[Assignment] All that is needed is every line of the listing below that has "Martinez".

[The records]
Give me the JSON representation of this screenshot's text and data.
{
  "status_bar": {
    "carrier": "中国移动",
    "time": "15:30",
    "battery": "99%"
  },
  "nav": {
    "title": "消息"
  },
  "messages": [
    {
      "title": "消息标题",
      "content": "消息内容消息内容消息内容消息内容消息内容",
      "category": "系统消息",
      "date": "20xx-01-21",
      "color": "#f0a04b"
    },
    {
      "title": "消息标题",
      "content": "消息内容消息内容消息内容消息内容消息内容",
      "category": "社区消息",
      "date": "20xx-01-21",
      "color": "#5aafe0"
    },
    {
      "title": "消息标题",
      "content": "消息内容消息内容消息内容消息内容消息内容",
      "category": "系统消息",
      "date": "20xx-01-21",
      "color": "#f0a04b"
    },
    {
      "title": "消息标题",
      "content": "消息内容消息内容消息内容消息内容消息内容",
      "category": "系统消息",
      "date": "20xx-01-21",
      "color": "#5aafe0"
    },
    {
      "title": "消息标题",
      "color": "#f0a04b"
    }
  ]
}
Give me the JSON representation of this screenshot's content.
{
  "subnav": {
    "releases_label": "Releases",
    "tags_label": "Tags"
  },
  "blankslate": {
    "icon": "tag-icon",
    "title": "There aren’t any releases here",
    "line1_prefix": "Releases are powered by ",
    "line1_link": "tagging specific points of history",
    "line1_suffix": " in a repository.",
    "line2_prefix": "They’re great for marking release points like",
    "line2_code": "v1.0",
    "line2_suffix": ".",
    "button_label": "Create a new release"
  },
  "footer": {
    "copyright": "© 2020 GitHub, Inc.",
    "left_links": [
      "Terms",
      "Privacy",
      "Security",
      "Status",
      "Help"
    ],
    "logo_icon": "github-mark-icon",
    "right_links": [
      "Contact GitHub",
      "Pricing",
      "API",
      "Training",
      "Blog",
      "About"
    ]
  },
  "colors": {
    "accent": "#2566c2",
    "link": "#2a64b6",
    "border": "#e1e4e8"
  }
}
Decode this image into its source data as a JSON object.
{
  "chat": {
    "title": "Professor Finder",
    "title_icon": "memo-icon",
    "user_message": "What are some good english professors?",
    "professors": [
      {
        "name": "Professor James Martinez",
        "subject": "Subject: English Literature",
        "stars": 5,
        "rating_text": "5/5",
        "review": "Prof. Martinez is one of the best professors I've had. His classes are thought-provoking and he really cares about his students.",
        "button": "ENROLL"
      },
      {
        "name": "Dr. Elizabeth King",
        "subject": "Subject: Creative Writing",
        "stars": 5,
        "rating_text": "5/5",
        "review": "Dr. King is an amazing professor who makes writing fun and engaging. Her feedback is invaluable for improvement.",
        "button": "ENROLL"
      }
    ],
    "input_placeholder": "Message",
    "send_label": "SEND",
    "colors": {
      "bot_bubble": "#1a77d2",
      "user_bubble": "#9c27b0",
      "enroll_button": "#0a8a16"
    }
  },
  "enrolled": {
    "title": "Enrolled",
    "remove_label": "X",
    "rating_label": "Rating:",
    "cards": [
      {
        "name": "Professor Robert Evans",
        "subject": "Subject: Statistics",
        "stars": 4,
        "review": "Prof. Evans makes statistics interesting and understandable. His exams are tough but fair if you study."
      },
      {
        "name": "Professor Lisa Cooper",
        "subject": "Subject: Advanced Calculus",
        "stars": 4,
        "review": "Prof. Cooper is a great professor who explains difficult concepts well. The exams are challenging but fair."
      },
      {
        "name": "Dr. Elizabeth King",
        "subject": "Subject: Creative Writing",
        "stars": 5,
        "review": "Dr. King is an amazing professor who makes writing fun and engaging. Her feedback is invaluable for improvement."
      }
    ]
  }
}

[Written solution]
        "name": "Professor James Martinez",
        "review": "Prof. Martinez is one of the best professors I've had. His classes are thought-provoking and he really cares about his students.",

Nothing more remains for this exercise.